Element data from apps and pages
━━━━━━━━━━━━━━━━━━━━━━━━━━━━━━

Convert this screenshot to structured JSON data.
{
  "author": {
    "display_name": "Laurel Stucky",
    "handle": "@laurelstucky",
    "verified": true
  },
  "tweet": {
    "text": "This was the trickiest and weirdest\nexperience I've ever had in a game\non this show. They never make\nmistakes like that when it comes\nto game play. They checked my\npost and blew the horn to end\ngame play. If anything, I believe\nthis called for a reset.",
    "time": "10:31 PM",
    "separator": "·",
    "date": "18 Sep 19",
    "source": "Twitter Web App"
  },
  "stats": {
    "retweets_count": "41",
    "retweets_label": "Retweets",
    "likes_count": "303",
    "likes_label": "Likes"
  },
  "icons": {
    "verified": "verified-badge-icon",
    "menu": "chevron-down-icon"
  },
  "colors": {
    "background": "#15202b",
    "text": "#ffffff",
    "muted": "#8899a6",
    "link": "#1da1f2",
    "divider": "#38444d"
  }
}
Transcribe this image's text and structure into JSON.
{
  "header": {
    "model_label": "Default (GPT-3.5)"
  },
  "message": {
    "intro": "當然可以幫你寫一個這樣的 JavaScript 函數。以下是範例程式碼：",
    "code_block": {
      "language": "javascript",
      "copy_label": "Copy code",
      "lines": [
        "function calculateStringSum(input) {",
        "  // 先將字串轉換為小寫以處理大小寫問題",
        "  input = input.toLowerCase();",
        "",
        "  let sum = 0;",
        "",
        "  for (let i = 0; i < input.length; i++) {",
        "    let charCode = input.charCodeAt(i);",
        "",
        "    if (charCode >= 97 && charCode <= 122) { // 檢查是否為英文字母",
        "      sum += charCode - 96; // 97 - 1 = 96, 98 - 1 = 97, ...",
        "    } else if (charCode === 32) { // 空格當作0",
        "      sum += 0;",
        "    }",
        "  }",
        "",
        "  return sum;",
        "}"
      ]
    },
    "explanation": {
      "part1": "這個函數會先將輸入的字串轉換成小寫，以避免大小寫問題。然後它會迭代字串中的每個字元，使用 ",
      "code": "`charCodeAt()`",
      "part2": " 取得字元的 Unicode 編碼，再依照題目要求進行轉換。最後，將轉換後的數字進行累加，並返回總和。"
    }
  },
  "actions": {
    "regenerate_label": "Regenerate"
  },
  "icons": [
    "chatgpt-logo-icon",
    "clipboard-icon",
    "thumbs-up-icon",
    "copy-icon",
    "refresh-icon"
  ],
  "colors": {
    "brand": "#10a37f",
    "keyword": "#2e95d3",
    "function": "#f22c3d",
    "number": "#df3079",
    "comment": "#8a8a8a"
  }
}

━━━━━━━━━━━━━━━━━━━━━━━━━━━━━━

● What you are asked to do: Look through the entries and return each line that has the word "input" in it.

● Output for this task:
        "function calculateStringSum(input) {",
        "  input = input.toLowerCase();",
        "  for (let i = 0; i < input.length; i++) {",
        "    let charCode = input.charCodeAt(i);",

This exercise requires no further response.